It has caught the attention of an international musician.
Grumpysuns Hemp Apparel has broken new ground, making street, surf and skate wear from hemp and organic cotton.
Grumpysuns director Eva Cambourn said she was motivated to release a brand of sustainable clothing after working in retail watching cheap clothing fly off the racks.
"I kept seeing all these brands coming in, what we actually paid for them and then, just sort of knew the impacts of fast fashion and what they have on the environment and I was like, 'Oh my god, I could do this'."
She said most clothing wasn't kind to the planet.
"Synthetic clothing just doesn't biodegrade and it releases a lot of micro plastics into the ocean ... and it sits in landfills ... just like plastic."
Hemp is the most sustainable plant in the world, Cambourn said.
"Growing the actual plant itself is far better than growing cotton. It uses six times less water, it doesn't require pesticides and herbicides and the clothing is stronger, really durable, doesn't hold sweat, breathes easily, and holds dye really well to just be something you can have forever until you want to chuck it out."
She wasn't in the business to profit.
Cambourn said, it was about trying to encourage a shift towards sustainability.
Her business ethic was to match the price of non-sustainable companies.
"When you want people to move to sustainable stuff, you can't jump too high above the market otherwise people just won't bother."
The caps and beanies are made in Auckland while the clothing is made in China.
She stood by her choice to manufacture outside of New Zealand to make it affordable.
"Despite the stigma of that, we work with some people who are very consciously aware and they're working towards a fair trade certification."
Cambourn met New Zealand chart-topping hip hop artist, Ladi6 (born Karoline Tamati) while working in an organic store in Auckland.
"She used to come in all the time. She's really into that sort of [sustainable] stuff. I was a big fan of hers."
Cambourn asked if the singer would look at her apparel and found support from Tamati and her partner, Parks, who is part of the wider Ladi6 group.
"My stuff is unisex but does suit boys a lot more. He was really keen on it and got the hat and she actually stole it off him in the end."
The couple were also getting items from the new line.

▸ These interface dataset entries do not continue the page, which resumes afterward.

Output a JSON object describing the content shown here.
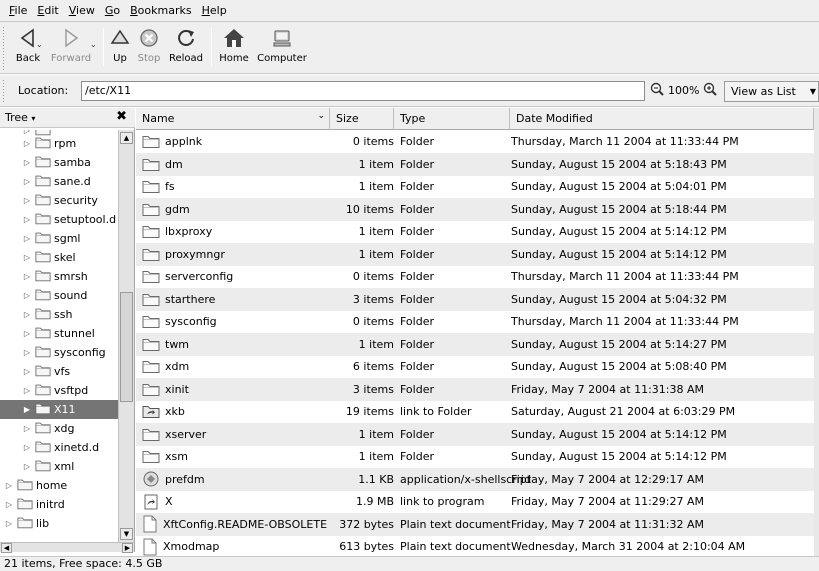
{
  "menubar": [
    "File",
    "Edit",
    "View",
    "Go",
    "Bookmarks",
    "Help"
  ],
  "toolbar": {
    "back": "Back",
    "forward": "Forward",
    "up": "Up",
    "stop": "Stop",
    "reload": "Reload",
    "home": "Home",
    "computer": "Computer"
  },
  "location": {
    "label": "Location:",
    "value": "/etc/X11",
    "zoom": "100%",
    "view_mode": "View as List"
  },
  "sidebar": {
    "title": "Tree",
    "items": [
      {
        "label": "rpm",
        "indent": 2,
        "selected": false
      },
      {
        "label": "samba",
        "indent": 2,
        "selected": false
      },
      {
        "label": "sane.d",
        "indent": 2,
        "selected": false
      },
      {
        "label": "security",
        "indent": 2,
        "selected": false
      },
      {
        "label": "setuptool.d",
        "indent": 2,
        "selected": false
      },
      {
        "label": "sgml",
        "indent": 2,
        "selected": false
      },
      {
        "label": "skel",
        "indent": 2,
        "selected": false
      },
      {
        "label": "smrsh",
        "indent": 2,
        "selected": false
      },
      {
        "label": "sound",
        "indent": 2,
        "selected": false
      },
      {
        "label": "ssh",
        "indent": 2,
        "selected": false
      },
      {
        "label": "stunnel",
        "indent": 2,
        "selected": false
      },
      {
        "label": "sysconfig",
        "indent": 2,
        "selected": false
      },
      {
        "label": "vfs",
        "indent": 2,
        "selected": false
      },
      {
        "label": "vsftpd",
        "indent": 2,
        "selected": false
      },
      {
        "label": "X11",
        "indent": 2,
        "selected": true
      },
      {
        "label": "xdg",
        "indent": 2,
        "selected": false
      },
      {
        "label": "xinetd.d",
        "indent": 2,
        "selected": false
      },
      {
        "label": "xml",
        "indent": 2,
        "selected": false
      },
      {
        "label": "home",
        "indent": 1,
        "selected": false
      },
      {
        "label": "initrd",
        "indent": 1,
        "selected": false
      },
      {
        "label": "lib",
        "indent": 1,
        "selected": false
      }
    ]
  },
  "columns": {
    "name": "Name",
    "size": "Size",
    "type": "Type",
    "date": "Date Modified"
  },
  "files": [
    {
      "name": "applnk",
      "size": "0 items",
      "type": "Folder",
      "date": "Thursday, March 11 2004 at 11:33:44 PM",
      "icon": "folder"
    },
    {
      "name": "dm",
      "size": "1 item",
      "type": "Folder",
      "date": "Sunday, August 15 2004 at 5:18:43 PM",
      "icon": "folder"
    },
    {
      "name": "fs",
      "size": "1 item",
      "type": "Folder",
      "date": "Sunday, August 15 2004 at 5:04:01 PM",
      "icon": "folder"
    },
    {
      "name": "gdm",
      "size": "10 items",
      "type": "Folder",
      "date": "Sunday, August 15 2004 at 5:18:44 PM",
      "icon": "folder"
    },
    {
      "name": "lbxproxy",
      "size": "1 item",
      "type": "Folder",
      "date": "Sunday, August 15 2004 at 5:14:12 PM",
      "icon": "folder"
    },
    {
      "name": "proxymngr",
      "size": "1 item",
      "type": "Folder",
      "date": "Sunday, August 15 2004 at 5:14:12 PM",
      "icon": "folder"
    },
    {
      "name": "serverconfig",
      "size": "0 items",
      "type": "Folder",
      "date": "Thursday, March 11 2004 at 11:33:44 PM",
      "icon": "folder"
    },
    {
      "name": "starthere",
      "size": "3 items",
      "type": "Folder",
      "date": "Sunday, August 15 2004 at 5:04:32 PM",
      "icon": "folder"
    },
    {
      "name": "sysconfig",
      "size": "0 items",
      "type": "Folder",
      "date": "Thursday, March 11 2004 at 11:33:44 PM",
      "icon": "folder"
    },
    {
      "name": "twm",
      "size": "1 item",
      "type": "Folder",
      "date": "Sunday, August 15 2004 at 5:14:27 PM",
      "icon": "folder"
    },
    {
      "name": "xdm",
      "size": "6 items",
      "type": "Folder",
      "date": "Sunday, August 15 2004 at 5:08:40 PM",
      "icon": "folder"
    },
    {
      "name": "xinit",
      "size": "3 items",
      "type": "Folder",
      "date": "Friday, May 7 2004 at 11:31:38 AM",
      "icon": "folder"
    },
    {
      "name": "xkb",
      "size": "19 items",
      "type": "link to Folder",
      "date": "Saturday, August 21 2004 at 6:03:29 PM",
      "icon": "folder-link"
    },
    {
      "name": "xserver",
      "size": "1 item",
      "type": "Folder",
      "date": "Sunday, August 15 2004 at 5:14:12 PM",
      "icon": "folder"
    },
    {
      "name": "xsm",
      "size": "1 item",
      "type": "Folder",
      "date": "Sunday, August 15 2004 at 5:14:12 PM",
      "icon": "folder"
    },
    {
      "name": "prefdm",
      "size": "1.1 KB",
      "type": "application/x-shellscript",
      "date": "Friday, May 7 2004 at 12:29:17 AM",
      "icon": "script"
    },
    {
      "name": "X",
      "size": "1.9 MB",
      "type": "link to program",
      "date": "Friday, May 7 2004 at 11:29:27 AM",
      "icon": "program-link"
    },
    {
      "name": "XftConfig.README-OBSOLETE",
      "size": "372 bytes",
      "type": "Plain text document",
      "date": "Friday, May 7 2004 at 11:31:32 AM",
      "icon": "text-file"
    },
    {
      "name": "Xmodmap",
      "size": "613 bytes",
      "type": "Plain text document",
      "date": "Wednesday, March 31 2004 at 2:10:04 AM",
      "icon": "text-file"
    }
  ],
  "status": "21 items, Free space: 4.5 GB"
}
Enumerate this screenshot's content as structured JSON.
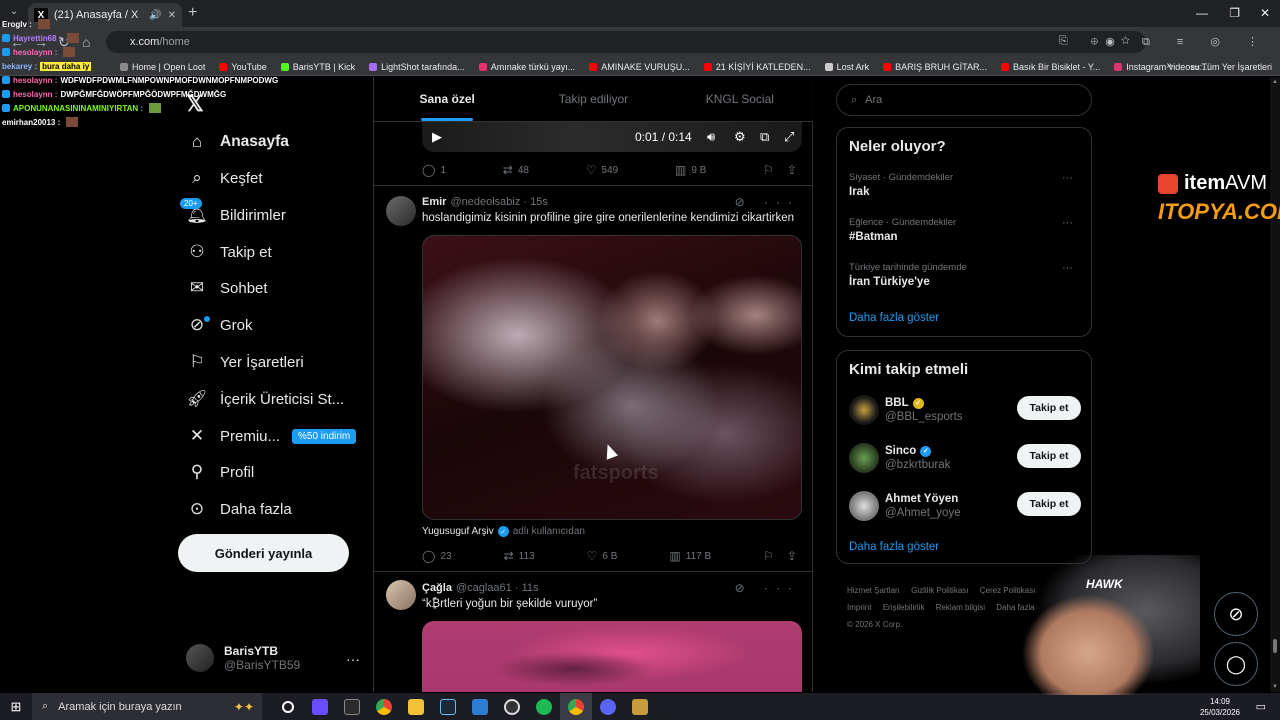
{
  "browser": {
    "tab_title": "(21) Anasayfa / X",
    "url_host": "x.com",
    "url_path": "/home",
    "bookmarks": [
      {
        "label": "Home | Open Loot",
        "color": "#8a8a8a"
      },
      {
        "label": "YouTube",
        "color": "#ff0000"
      },
      {
        "label": "BarisYTB | Kick",
        "color": "#53fc18"
      },
      {
        "label": "LightShot tarafında...",
        "color": "#a46cf0"
      },
      {
        "label": "Amınake türkü yayı...",
        "color": "#e1306c"
      },
      {
        "label": "AMINAKE VURUŞU...",
        "color": "#ff0000"
      },
      {
        "label": "21 KİŞİYİ KATLEDEN...",
        "color": "#ff0000"
      },
      {
        "label": "Lost Ark",
        "color": "#cccccc"
      },
      {
        "label": "BARIŞ BRUH GİTAR...",
        "color": "#ff0000"
      },
      {
        "label": "Basık Bir Bisiklet - Y...",
        "color": "#ff0000"
      },
      {
        "label": "Instagram videosu:...",
        "color": "#e1306c"
      }
    ],
    "bookmarks_more": "»",
    "all_bookmarks": "Tüm Yer İşaretleri"
  },
  "nav": {
    "items": [
      {
        "label": "Anasayfa",
        "icon": "home-icon"
      },
      {
        "label": "Keşfet",
        "icon": "search-icon"
      },
      {
        "label": "Bildirimler",
        "icon": "bell-icon",
        "badge": "20+"
      },
      {
        "label": "Takip et",
        "icon": "person-plus-icon"
      },
      {
        "label": "Sohbet",
        "icon": "mail-icon"
      },
      {
        "label": "Grok",
        "icon": "grok-icon"
      },
      {
        "label": "Yer İşaretleri",
        "icon": "bookmark-icon"
      },
      {
        "label": "İçerik Üreticisi St...",
        "icon": "rocket-icon"
      },
      {
        "label": "Premiu...",
        "icon": "x-icon",
        "badge": "%50 indirim"
      },
      {
        "label": "Profil",
        "icon": "person-icon"
      },
      {
        "label": "Daha fazla",
        "icon": "more-circle-icon"
      }
    ],
    "post_button": "Gönderi yayınla",
    "account": {
      "name": "BarisYTB",
      "handle": "@BarisYTB59"
    }
  },
  "feed": {
    "tabs": [
      "Sana özel",
      "Takip ediliyor",
      "KNGL Social"
    ],
    "video_time": "0:01 / 0:14",
    "first_actions": {
      "replies": "1",
      "reposts": "48",
      "likes": "549",
      "views": "9 B"
    },
    "tweet1": {
      "name": "Emir",
      "handle": "@nedeolsabiz",
      "time": "15s",
      "text": "hoslandigimiz kisinin profiline gire gire onerilenlerine kendimizi cikartirken",
      "watermark": "fatsports",
      "source": "Yugusuguf Arşiv",
      "source_suffix": "adlı kullanıcıdan",
      "replies": "23",
      "reposts": "113",
      "likes": "6 B",
      "views": "117 B"
    },
    "tweet2": {
      "name": "Çağla",
      "handle": "@caglaa61",
      "time": "11s",
      "text": "“k₿rtleri yoğun bir şekilde vuruyor”"
    }
  },
  "sidebar": {
    "search_placeholder": "Ara",
    "trends_title": "Neler oluyor?",
    "trends": [
      {
        "context": "Siyaset · Gündemdekiler",
        "title": "Irak"
      },
      {
        "context": "Eğlence · Gündemdekiler",
        "title": "#Batman"
      },
      {
        "context": "Türkiye tarihinde gündemde",
        "title": "İran Türkiye'ye"
      }
    ],
    "show_more": "Daha fazla göster",
    "who_title": "Kimi takip etmeli",
    "who": [
      {
        "name": "BBL",
        "handle": "@BBL_esports",
        "verified": "gold"
      },
      {
        "name": "Sinco",
        "handle": "@bzkrtburak",
        "verified": "blue"
      },
      {
        "name": "Ahmet Yöyen",
        "handle": "@Ahmet_yoye",
        "verified": ""
      }
    ],
    "follow_label": "Takip et",
    "who_more": "Daha fazla göster",
    "footer": [
      "Hizmet Şartları",
      "Gizlilik Politikası",
      "Çerez Politikası",
      "Imprint",
      "Erişilebilirlik",
      "Reklam bilgisi",
      "Daha fazla"
    ],
    "copyright": "© 2026 X Corp."
  },
  "overlay": {
    "chat": [
      {
        "user": "Eroglv :",
        "msg": ""
      },
      {
        "user": "Hayrettin68 :",
        "msg": ""
      },
      {
        "user": "hesolaynn :",
        "msg": ""
      },
      {
        "user": "bekarey :",
        "msg": "bura daha iy"
      },
      {
        "user": "hesolaynn :",
        "msg": "WDFWDFPDWMLFNMPOWNPMOFDWNMOPFNMPODWG"
      },
      {
        "user": "hesolaynn :",
        "msg": "DWPĞMFĞDWÖPFMPĞÖDWPFMĞDWMĞG"
      },
      {
        "user": "APONUNANASININAMINIYIRTAN :",
        "msg": ""
      },
      {
        "user": "emirhan20013 :",
        "msg": ""
      }
    ],
    "sponsor1": "item",
    "sponsor1b": "AVM",
    "sponsor2": "ITOPYA.COM",
    "webcam_brand": "HAWK"
  },
  "taskbar": {
    "search_placeholder": "Aramak için buraya yazın",
    "time": "14:09",
    "date": "25/03/2026"
  }
}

She said the rap community were big supporters of her brand which was "quite overwhelming".
Cambourn's aim is to expand her brand into jeans and fat pants.
"Doing the bottom half is next."